ABOUT THIS TASK:
Where a line in the material beneath contains "JSON", count it. Give the number only.

SOURCE RECORDS:
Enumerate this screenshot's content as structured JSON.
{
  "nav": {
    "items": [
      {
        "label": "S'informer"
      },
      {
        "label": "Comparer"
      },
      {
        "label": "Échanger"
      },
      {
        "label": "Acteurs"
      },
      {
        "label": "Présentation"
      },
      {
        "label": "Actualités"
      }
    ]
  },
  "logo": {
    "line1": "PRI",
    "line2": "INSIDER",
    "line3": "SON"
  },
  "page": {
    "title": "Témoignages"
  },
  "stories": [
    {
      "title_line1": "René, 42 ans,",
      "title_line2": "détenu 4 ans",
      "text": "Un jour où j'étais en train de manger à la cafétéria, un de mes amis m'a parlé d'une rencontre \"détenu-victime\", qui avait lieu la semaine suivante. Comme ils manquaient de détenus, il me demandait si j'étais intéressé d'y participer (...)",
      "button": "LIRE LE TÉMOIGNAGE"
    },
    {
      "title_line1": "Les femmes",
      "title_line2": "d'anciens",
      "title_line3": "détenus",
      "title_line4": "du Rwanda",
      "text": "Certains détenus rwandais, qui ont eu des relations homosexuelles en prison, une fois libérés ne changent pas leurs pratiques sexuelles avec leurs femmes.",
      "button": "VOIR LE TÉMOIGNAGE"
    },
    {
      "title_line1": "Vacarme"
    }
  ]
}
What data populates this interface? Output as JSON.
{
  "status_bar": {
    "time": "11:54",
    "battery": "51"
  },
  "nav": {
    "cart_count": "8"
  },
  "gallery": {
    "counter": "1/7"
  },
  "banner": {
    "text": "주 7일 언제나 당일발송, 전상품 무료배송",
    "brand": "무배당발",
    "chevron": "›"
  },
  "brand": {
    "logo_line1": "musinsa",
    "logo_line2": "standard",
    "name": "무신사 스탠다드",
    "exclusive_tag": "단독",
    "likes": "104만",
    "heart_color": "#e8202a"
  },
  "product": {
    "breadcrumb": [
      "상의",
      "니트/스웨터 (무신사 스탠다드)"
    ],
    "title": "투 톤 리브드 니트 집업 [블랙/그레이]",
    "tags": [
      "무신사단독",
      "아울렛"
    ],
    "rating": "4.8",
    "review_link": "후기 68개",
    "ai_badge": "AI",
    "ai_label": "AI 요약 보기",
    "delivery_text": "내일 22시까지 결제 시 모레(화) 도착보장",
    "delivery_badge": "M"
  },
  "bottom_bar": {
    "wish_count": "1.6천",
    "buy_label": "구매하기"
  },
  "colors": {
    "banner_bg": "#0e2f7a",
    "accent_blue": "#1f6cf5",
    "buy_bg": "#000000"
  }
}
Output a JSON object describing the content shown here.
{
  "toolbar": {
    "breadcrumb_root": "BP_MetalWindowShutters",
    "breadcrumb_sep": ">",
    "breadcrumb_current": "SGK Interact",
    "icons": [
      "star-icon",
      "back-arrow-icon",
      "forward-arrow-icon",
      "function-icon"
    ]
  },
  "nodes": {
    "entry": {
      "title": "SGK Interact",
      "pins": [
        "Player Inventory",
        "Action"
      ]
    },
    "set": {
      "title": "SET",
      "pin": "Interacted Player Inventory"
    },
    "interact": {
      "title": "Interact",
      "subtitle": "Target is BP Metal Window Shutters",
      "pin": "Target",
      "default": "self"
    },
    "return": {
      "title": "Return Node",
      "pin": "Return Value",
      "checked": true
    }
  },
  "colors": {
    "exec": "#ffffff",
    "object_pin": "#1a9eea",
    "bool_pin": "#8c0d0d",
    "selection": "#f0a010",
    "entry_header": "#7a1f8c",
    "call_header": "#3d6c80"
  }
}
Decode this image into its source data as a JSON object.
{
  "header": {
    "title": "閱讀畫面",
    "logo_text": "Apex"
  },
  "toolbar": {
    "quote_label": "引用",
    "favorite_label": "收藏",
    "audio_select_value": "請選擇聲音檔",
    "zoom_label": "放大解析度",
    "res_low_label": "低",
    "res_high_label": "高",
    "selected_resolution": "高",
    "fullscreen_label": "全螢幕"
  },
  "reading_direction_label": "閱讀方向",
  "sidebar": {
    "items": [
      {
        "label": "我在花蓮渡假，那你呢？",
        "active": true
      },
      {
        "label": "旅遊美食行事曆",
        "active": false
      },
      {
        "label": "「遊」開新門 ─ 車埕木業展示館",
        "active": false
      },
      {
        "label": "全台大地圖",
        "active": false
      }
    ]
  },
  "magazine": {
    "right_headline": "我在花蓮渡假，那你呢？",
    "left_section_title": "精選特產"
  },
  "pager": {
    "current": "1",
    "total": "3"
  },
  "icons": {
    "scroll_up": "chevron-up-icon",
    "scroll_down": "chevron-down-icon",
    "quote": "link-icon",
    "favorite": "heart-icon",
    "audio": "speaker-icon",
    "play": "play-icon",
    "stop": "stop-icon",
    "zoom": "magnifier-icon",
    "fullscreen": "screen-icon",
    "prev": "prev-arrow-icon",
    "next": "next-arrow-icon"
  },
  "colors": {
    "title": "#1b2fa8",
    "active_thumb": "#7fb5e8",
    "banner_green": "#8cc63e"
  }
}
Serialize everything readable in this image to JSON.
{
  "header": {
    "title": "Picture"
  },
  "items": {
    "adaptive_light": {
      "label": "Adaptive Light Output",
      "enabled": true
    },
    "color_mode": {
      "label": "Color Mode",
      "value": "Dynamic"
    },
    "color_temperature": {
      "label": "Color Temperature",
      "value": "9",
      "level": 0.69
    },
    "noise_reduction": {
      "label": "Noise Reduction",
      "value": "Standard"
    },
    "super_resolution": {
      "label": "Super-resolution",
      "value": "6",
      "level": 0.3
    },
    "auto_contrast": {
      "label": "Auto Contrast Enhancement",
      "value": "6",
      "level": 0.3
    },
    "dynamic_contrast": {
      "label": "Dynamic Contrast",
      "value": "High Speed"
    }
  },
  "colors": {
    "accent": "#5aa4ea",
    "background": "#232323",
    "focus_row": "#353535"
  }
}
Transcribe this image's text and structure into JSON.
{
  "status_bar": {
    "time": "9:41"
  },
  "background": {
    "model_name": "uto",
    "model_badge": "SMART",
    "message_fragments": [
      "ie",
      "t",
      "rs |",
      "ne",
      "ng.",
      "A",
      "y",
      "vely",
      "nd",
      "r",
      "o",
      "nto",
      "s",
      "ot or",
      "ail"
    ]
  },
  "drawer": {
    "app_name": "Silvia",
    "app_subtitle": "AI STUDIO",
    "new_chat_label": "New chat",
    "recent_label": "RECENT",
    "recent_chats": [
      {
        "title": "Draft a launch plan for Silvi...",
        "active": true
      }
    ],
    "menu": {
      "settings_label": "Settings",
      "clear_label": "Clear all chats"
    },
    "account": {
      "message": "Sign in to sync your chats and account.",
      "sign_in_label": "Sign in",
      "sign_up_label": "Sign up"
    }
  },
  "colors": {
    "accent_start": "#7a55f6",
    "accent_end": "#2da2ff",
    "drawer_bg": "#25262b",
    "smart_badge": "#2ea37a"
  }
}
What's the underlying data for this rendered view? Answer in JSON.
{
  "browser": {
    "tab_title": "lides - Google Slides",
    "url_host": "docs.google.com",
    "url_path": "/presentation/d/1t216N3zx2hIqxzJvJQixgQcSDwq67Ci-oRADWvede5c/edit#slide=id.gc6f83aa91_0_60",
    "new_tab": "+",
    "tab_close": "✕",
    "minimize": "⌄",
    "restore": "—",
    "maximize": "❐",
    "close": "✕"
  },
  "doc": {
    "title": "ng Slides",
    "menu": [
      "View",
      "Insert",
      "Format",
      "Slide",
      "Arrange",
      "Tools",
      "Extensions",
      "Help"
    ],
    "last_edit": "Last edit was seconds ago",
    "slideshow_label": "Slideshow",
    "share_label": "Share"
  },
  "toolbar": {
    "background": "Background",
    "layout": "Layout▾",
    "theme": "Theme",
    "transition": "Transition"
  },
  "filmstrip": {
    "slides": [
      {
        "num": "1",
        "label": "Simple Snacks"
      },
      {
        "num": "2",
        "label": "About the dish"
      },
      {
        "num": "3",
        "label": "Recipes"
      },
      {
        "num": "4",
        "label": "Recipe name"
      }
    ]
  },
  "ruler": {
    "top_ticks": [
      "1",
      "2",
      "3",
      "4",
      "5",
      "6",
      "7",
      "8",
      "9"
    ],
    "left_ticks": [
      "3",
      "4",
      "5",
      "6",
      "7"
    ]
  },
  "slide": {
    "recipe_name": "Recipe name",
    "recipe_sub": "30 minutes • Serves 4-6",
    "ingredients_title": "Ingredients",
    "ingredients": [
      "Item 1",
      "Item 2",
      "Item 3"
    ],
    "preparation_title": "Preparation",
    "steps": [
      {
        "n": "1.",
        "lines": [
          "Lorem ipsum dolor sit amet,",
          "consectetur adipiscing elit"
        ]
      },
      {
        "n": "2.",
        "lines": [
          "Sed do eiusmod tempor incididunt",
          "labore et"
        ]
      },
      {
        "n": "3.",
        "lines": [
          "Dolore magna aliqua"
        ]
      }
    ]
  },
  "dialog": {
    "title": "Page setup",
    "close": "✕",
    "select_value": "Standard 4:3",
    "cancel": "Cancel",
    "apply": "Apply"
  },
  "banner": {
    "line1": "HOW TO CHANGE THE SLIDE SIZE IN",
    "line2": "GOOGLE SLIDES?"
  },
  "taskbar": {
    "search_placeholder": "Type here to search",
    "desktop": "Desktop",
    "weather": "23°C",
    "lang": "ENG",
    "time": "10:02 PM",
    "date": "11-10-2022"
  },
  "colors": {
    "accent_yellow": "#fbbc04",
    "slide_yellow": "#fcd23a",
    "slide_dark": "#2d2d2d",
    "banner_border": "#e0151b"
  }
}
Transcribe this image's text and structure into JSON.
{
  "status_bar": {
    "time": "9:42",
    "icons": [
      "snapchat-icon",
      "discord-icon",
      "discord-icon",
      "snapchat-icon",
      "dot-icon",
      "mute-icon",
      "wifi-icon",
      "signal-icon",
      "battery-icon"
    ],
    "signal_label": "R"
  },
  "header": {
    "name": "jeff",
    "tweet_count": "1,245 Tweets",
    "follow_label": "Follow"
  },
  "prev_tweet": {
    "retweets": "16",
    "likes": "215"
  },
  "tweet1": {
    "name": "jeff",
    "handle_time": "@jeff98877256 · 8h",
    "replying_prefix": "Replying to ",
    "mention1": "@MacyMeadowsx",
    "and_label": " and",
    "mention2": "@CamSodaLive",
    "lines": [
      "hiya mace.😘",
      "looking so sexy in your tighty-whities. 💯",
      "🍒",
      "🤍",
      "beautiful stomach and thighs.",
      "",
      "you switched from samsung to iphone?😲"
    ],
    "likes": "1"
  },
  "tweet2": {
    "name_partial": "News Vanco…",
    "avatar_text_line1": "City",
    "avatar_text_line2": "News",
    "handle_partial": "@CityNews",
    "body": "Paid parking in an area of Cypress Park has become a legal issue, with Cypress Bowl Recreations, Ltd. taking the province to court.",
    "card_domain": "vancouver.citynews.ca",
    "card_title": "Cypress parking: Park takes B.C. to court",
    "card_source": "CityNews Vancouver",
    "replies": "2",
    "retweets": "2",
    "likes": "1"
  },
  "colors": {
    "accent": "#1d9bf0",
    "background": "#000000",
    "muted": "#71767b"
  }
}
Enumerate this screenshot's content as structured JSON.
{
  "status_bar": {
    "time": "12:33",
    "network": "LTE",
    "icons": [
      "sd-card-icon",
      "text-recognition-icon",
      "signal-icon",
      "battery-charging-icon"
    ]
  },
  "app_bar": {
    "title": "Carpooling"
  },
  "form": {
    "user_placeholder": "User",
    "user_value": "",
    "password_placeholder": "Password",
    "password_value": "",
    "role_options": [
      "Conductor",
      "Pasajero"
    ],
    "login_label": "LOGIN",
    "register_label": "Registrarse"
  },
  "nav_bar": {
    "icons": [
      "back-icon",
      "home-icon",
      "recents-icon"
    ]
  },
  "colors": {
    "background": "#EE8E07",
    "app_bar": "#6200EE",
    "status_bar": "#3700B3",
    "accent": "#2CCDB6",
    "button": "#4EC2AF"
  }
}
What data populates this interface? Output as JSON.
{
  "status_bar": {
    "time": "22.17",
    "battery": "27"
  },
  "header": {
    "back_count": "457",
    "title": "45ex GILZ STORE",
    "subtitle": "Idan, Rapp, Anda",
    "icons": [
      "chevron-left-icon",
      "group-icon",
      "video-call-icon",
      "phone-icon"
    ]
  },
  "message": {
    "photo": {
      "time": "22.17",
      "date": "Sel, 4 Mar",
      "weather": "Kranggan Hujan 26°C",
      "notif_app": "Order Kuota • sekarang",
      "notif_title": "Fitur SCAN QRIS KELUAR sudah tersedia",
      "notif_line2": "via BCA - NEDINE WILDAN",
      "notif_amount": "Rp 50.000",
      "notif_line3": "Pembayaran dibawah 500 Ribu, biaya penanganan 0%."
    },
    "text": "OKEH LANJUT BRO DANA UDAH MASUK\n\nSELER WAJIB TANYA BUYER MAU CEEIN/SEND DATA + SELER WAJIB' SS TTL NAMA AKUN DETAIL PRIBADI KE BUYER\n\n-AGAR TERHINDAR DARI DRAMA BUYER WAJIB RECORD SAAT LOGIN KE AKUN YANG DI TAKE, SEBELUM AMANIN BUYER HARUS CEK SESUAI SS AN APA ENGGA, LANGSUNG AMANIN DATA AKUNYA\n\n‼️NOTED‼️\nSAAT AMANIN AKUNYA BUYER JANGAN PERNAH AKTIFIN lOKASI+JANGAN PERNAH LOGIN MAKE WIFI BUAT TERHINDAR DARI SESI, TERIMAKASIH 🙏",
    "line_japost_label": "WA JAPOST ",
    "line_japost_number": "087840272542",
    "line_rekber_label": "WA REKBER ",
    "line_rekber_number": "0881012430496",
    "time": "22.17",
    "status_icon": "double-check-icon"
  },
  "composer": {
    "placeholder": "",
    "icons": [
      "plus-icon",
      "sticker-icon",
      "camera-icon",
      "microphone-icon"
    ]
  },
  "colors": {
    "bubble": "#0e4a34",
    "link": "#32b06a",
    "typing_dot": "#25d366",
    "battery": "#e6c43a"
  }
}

EXERCISE RESULT:
10